(Data about app and page elements)
++++++++++

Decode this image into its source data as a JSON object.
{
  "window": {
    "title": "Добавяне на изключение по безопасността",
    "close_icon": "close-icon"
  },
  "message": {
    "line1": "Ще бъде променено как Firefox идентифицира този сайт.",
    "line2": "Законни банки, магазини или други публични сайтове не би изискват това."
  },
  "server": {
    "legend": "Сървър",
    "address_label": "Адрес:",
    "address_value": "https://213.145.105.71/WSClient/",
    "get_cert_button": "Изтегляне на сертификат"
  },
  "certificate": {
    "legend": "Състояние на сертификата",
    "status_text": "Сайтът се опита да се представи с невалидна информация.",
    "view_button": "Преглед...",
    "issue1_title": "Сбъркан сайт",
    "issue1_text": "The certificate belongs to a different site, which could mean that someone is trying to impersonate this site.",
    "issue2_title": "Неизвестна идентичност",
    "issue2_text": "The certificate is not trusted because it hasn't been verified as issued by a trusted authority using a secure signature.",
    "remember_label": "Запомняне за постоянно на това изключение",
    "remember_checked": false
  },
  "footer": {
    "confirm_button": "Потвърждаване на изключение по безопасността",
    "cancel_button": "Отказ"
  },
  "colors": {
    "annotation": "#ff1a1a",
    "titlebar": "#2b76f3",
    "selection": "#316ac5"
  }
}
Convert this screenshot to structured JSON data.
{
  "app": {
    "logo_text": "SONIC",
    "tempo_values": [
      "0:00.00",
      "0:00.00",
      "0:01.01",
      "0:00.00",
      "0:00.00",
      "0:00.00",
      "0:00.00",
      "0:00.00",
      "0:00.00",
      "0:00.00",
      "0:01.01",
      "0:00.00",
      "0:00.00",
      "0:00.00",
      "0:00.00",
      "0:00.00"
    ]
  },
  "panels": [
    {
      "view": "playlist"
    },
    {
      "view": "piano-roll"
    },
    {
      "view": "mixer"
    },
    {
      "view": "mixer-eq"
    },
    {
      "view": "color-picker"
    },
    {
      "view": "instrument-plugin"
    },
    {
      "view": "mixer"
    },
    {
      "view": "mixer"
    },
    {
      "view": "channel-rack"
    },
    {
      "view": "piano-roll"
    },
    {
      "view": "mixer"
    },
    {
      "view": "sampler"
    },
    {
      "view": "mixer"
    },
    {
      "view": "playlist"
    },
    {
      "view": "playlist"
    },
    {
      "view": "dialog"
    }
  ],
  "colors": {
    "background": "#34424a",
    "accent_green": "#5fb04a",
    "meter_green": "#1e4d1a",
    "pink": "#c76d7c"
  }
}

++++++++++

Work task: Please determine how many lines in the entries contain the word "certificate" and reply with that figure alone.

Solution to this exercise: 3